According to GameInformer's sources, Amazon may be preparing to launch an Android gaming console with its own controller by Black Friday this year. If this is true, that's pretty surprising, but it actually makes some sense for Amazon to make one.
Amazon has been trying a lot of things lately, and if even small companies like OUYA can make an Android-based gaming console, why couldn't Amazon do it, too? But just because they can do it, doesn't mean they should. However, Amazon can have some pretty good reasons why they should build their own console.
Amazon has the world's largest e-commerce website, and a lot of "normal" customers visit it. They could take advantage of this type of customer base, by promoting to them an affordable gaming console that also has very cheap and fun games, compared to the PS4 and Xbox One, which are targeted more at "hardcore gamers", and not only do they have to buy games that cost $60 each, but they also have to pay $60 or so per year to play online with their friends. Even if the specs themselves and the cost of these consoles weren't as high, the fact that the games and the service itself costs this much means nobody except the most hardcore players will want one.

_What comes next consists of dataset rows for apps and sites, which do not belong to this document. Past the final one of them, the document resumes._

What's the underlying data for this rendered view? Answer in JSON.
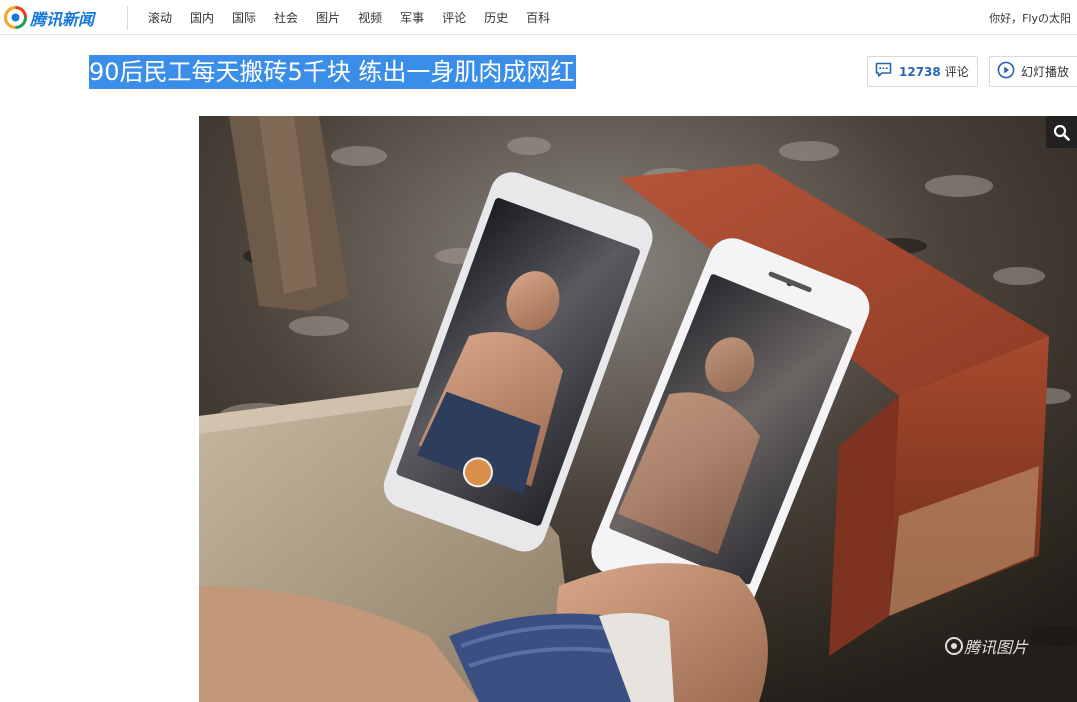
{
  "header": {
    "logo_text": "腾讯新闻",
    "nav": [
      "滚动",
      "国内",
      "国际",
      "社会",
      "图片",
      "视频",
      "军事",
      "评论",
      "历史",
      "百科"
    ],
    "greeting": "你好，Flyの太阳"
  },
  "article": {
    "title": "90后民工每天搬砖5千块 练出一身肌肉成网红",
    "comment_count": "12738",
    "comment_label": "评论",
    "slideshow_label": "幻灯播放"
  },
  "photo": {
    "watermark": "腾讯图片"
  },
  "icons": {
    "logo": "tencent-news-logo-icon",
    "comment": "comment-bubble-icon",
    "play": "play-circle-icon",
    "zoom": "magnifier-icon"
  },
  "colors": {
    "brand": "#1479d7",
    "title_highlight": "#3b8ee8",
    "comment_count": "#2a66b4"
  }
}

Amazon, just like OUYA, and soon Google, too, wants to play a different game here, and attract casual gamers that don't want to spend a lot on a console, and more importantly, they don't want to spend a lot on games either.

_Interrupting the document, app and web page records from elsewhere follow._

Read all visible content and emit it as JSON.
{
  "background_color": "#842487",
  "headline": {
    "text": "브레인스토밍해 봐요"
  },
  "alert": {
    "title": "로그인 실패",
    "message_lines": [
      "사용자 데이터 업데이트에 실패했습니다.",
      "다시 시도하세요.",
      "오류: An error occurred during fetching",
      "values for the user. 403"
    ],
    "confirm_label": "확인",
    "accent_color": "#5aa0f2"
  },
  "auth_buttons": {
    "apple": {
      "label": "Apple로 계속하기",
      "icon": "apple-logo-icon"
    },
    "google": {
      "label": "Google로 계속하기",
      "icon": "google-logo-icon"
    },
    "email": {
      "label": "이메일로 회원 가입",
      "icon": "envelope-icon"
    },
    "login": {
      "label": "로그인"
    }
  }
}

But what can we expect from such a console? Although I'm hoping the Google one will use the best mobile processor in the market that's available, so they can really push the quality of games in the Android ecosystem, which may end up costing $200 or so, I expect Amazon to focus more on the lower-price aspect, and probably release one for $99, with no profit for Amazon, just like for its Kindle Fire tablets.

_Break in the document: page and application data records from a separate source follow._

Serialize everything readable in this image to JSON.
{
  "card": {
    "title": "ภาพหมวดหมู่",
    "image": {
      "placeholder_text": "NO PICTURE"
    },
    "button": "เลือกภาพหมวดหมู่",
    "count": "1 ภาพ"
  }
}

That doesn't necessarily mean it won't have a pretty powerful chip, too. I doubt Amazon would make the same mistake as OUYA and release it with a chip from late 2011 (that's when Tegra 3 first appeared). I don't know if they'll be using Snapdragon 800, but there's a small possibility that could happen, too, considering the same chip is rumored to appear in the next-gen Kindle Fire tablet. If they used the same one, it would be easier for Amazon to code for both products, and they could also tell developers that the same games that will work on the console will work on the new tablet, too, so they'll have a bigger market to address (and of course the whole "regular" Android market).
As a typical Android user, I'd prefer sticking with Google's own Android ecosystem, but I'm glad Amazon is doing this, too, because they're just one more big player pushing quality games to Android, through this type of Android-based consoles. But Amazon should do pretty well with its own closed ecosystem and console, because most of their customers should be normal people buying stuff from their own store.